Investigating Students' Conceptualizations of AI and Its Societal and Ethical Implications
The School of Engineering Education and Department of Computer Information Technology at Purdue seek a postdoctoral fellow to study how undergraduate students develop self-regulated learning skills to: a) apply AI algorithms for computers to learn from data, and b) prevent potential biases in the data used to train AI algorithms, among other ethical considerations. The proposed research is grounded in constructivist learning theories, including the computational cognitive apprenticeship (CCA) framework. Data collection and analysis for this project will involve mixed-methods approaches, including through use of surveys and interviews to investigate student understandings and perceptions of technical/disciplinary knowledge (e.g., AI algorithms and techniques) and associated social and ethical considerations. One central objective of this study is to develop new instructional materials and strategies that improve students’ conceptual understanding of machine learning techniques while also increasing their awareness of how such technologies both shape and are shaped by the social contexts where they are developed and used. In addition to the core research aims outlined here, the fellow will have opportunities to relate research to instructional practice by helping to pilot and assess educational interventions, and engage with the broader policy and outreach dimensions of this research through the National Institute for Engineering Ethics (NIEE).
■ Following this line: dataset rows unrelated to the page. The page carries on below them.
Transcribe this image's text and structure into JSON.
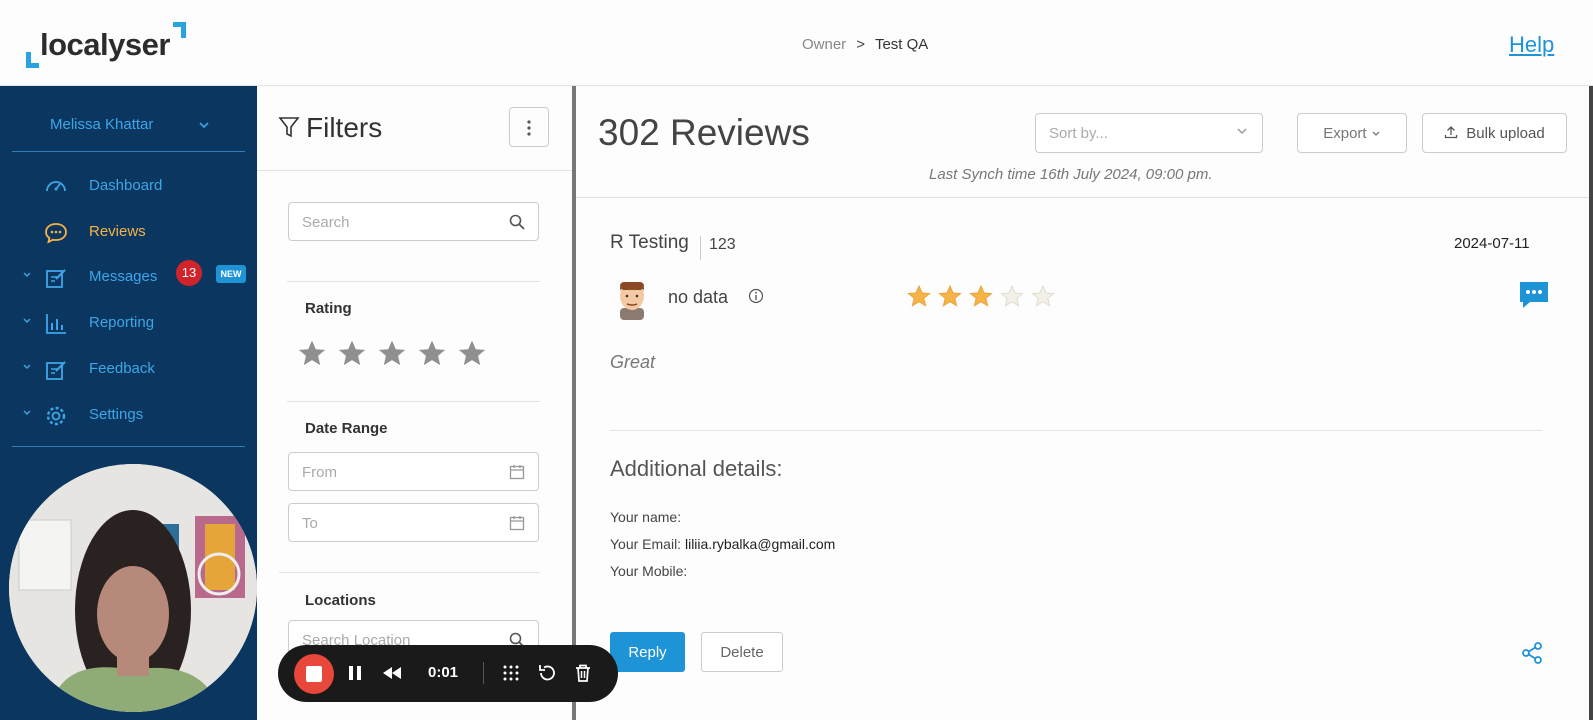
{
  "app": {
    "logo_text": "localyser",
    "breadcrumb": {
      "parent": "Owner",
      "separator": ">",
      "current": "Test QA"
    },
    "help_label": "Help"
  },
  "sidebar": {
    "user_name": "Melissa Khattar",
    "items": [
      {
        "label": "Dashboard",
        "icon": "dashboard-gauge-icon",
        "active": false
      },
      {
        "label": "Reviews",
        "icon": "chat-bubble-icon",
        "active": true
      },
      {
        "label": "Messages",
        "icon": "edit-note-icon",
        "badge_count": "13",
        "badge_new": "NEW"
      },
      {
        "label": "Reporting",
        "icon": "bar-chart-icon"
      },
      {
        "label": "Feedback",
        "icon": "feedback-edit-icon"
      },
      {
        "label": "Settings",
        "icon": "gear-icon"
      }
    ]
  },
  "filters": {
    "title": "Filters",
    "search_placeholder": "Search",
    "rating_label": "Rating",
    "date_range_label": "Date Range",
    "from_placeholder": "From",
    "to_placeholder": "To",
    "locations_label": "Locations",
    "location_placeholder": "Search Location"
  },
  "main": {
    "review_count": "302 Reviews",
    "sort_placeholder": "Sort by...",
    "export_label": "Export",
    "bulk_upload_label": "Bulk upload",
    "sync_text": "Last Synch time 16th July 2024, 09:00 pm."
  },
  "review": {
    "name": "R Testing",
    "id": "123",
    "date": "2024-07-11",
    "author": "no data",
    "rating": 3,
    "max_rating": 5,
    "comment": "Great",
    "additional_title": "Additional details:",
    "name_label": "Your name:",
    "name_value": "",
    "email_label": "Your Email:",
    "email_value": "liliia.rybalka@gmail.com",
    "mobile_label": "Your Mobile:",
    "mobile_value": "",
    "reply_label": "Reply",
    "delete_label": "Delete"
  },
  "recorder": {
    "elapsed": "0:01"
  },
  "colors": {
    "sidebar_bg": "#0a3660",
    "accent_blue": "#1e93d6",
    "active_nav": "#f6b347",
    "star_filled": "#f6b347",
    "badge_red": "#d1232a",
    "record_red": "#e8473b"
  }
}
Spring, Summer or Fall 2024
Minimum Qualifications: 1) Ph.D. in Computer Science, Computer Engineering, Engineering or Computer Education, Learning Sciences, or closely related field, 2) Programming expertise and ability to learn data science and machine learning skills, 3) familiarity or interest in the societal and ethical implications of AI, and 4) strong interest in discipline-based education research.
Desired Qualifications: Experience with data analytics; Experience with AI (technical and/or societal aspects); Experience with learning analytics; Experience with qualitative and quantitative methods; Experience writing and publishing in peer-reviewed journals; Ability to work on collaborative teams across multiple disciplines; Ability to communicate effectively.
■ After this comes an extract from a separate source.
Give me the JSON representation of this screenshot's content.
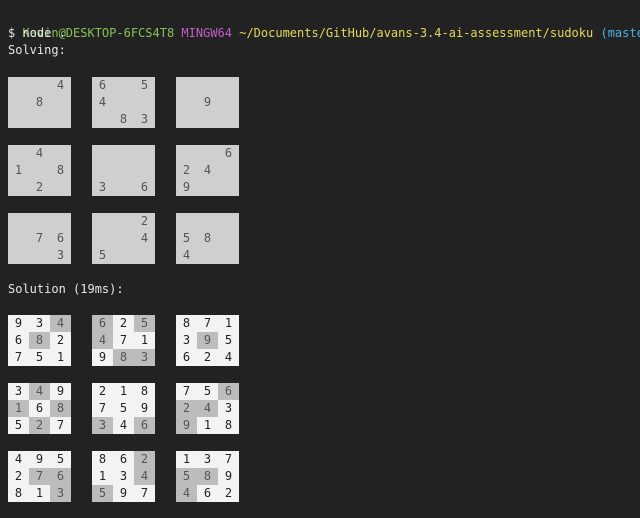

Brent K. Jesiek (email@example.com), Professor, Engineering Education and Electrical and Computer Engineering, https://web.ics.purdue.edu/~bjesiek/
Alejandra Magana (firstname.lastname@example.org), Professor, Computer and Information Technology, https://polytechnic.purdue.edu/rocketed
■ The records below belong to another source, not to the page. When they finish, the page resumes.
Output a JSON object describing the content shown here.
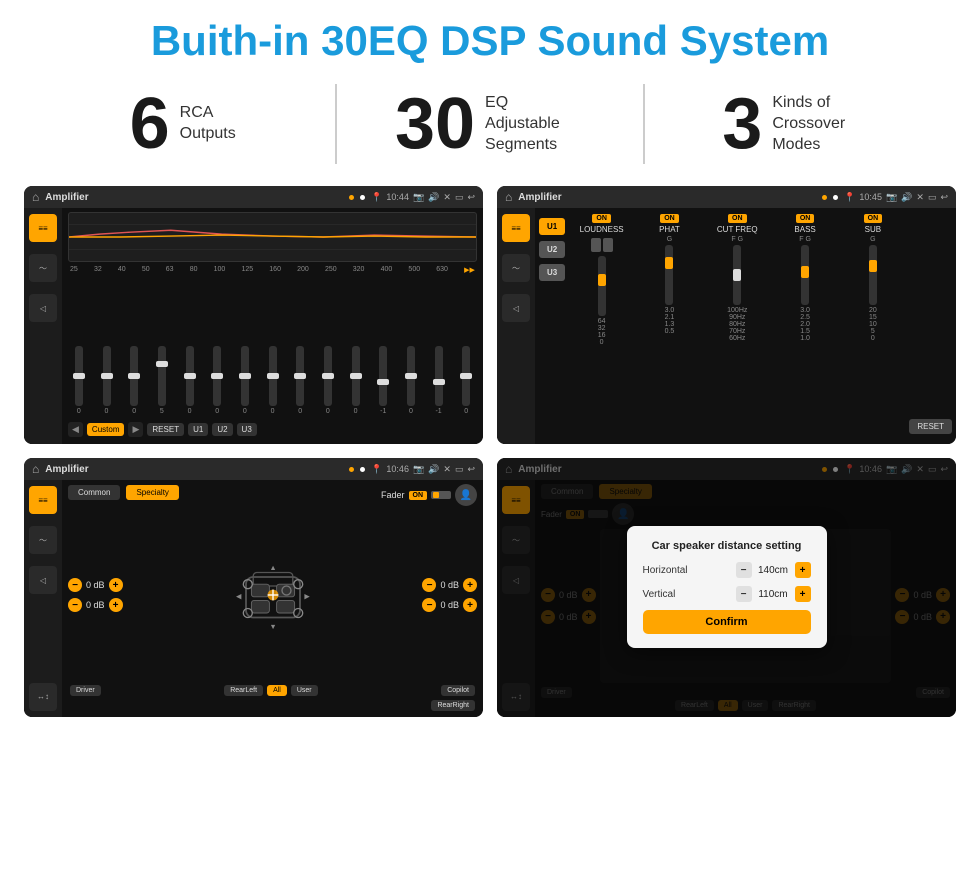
{
  "header": {
    "title": "Buith-in 30EQ DSP Sound System"
  },
  "stats": [
    {
      "number": "6",
      "label": "RCA\nOutputs"
    },
    {
      "number": "30",
      "label": "EQ Adjustable\nSegments"
    },
    {
      "number": "3",
      "label": "Kinds of\nCrossover Modes"
    }
  ],
  "screens": [
    {
      "id": "eq-screen",
      "status_time": "10:44",
      "app_title": "Amplifier",
      "eq_freqs": [
        "25",
        "32",
        "40",
        "50",
        "63",
        "80",
        "100",
        "125",
        "160",
        "200",
        "250",
        "320",
        "400",
        "500",
        "630"
      ],
      "eq_values": [
        "0",
        "0",
        "0",
        "5",
        "0",
        "0",
        "0",
        "0",
        "0",
        "0",
        "0",
        "-1",
        "0",
        "-1"
      ],
      "buttons": [
        "Custom",
        "RESET",
        "U1",
        "U2",
        "U3"
      ]
    },
    {
      "id": "crossover-screen",
      "status_time": "10:45",
      "app_title": "Amplifier",
      "presets": [
        "U1",
        "U2",
        "U3"
      ],
      "channels": [
        "LOUDNESS",
        "PHAT",
        "CUT FREQ",
        "BASS",
        "SUB"
      ]
    },
    {
      "id": "fader-screen",
      "status_time": "10:46",
      "app_title": "Amplifier",
      "tabs": [
        "Common",
        "Specialty"
      ],
      "fader_label": "Fader",
      "fader_on": "ON",
      "db_values": [
        "0 dB",
        "0 dB",
        "0 dB",
        "0 dB"
      ],
      "speaker_labels": [
        "Driver",
        "Copilot",
        "RearLeft",
        "All",
        "User",
        "RearRight"
      ]
    },
    {
      "id": "dialog-screen",
      "status_time": "10:46",
      "app_title": "Amplifier",
      "tabs": [
        "Common",
        "Specialty"
      ],
      "dialog": {
        "title": "Car speaker distance setting",
        "fields": [
          {
            "label": "Horizontal",
            "value": "140cm"
          },
          {
            "label": "Vertical",
            "value": "110cm"
          }
        ],
        "confirm_label": "Confirm"
      }
    }
  ]
}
Fennell, H. W., Lyon, J. A., Madamanchi, A., & Magana, A. J. (2020). Toward computational apprenticeship: Bringing a constructivist agenda to computational pedagogy. Journal of Engineering Education, 109(2), 170-176. https://doi.org/10.1002/jee.20316
Howland, S. J., Claussen, S., Jesiek, B. K., & Zoltowski, C. B. (2022). Influences on U.S. undergraduate engineering students’ perceptions of ethics and social responsibility: Findings from a longitudinal study, Australasian Journal of Engineering Education, 27:2, 88-99. https://doi.org/10.1080/22054952.2022.2154009
Magana, A. J. (in press). Teaching and learning in STEM with computation, modeling, and simulation practices: A guide for practitioners and researchers. Purdue University Press.
Sanchez-Pena, M., Vieira C., & Magana, A. J. (2022). Data science knowledge integration: Affordances of a computational cognitive apprenticeship on student conceptual understanding. Computer Applications in Engineering Education. http://doi.org/10.1002/cae.22580
Zhu, Q., & Jesiek, B. K. (2017). A pragmatic approach to ethical decision-making in engineering practice: Characteristics, evaluation criteria, and implications for instruction and assessment. Science and Engineering Ethics, 23(3): 663-679. https://doi.org/10.1007/s11948-016-9826-6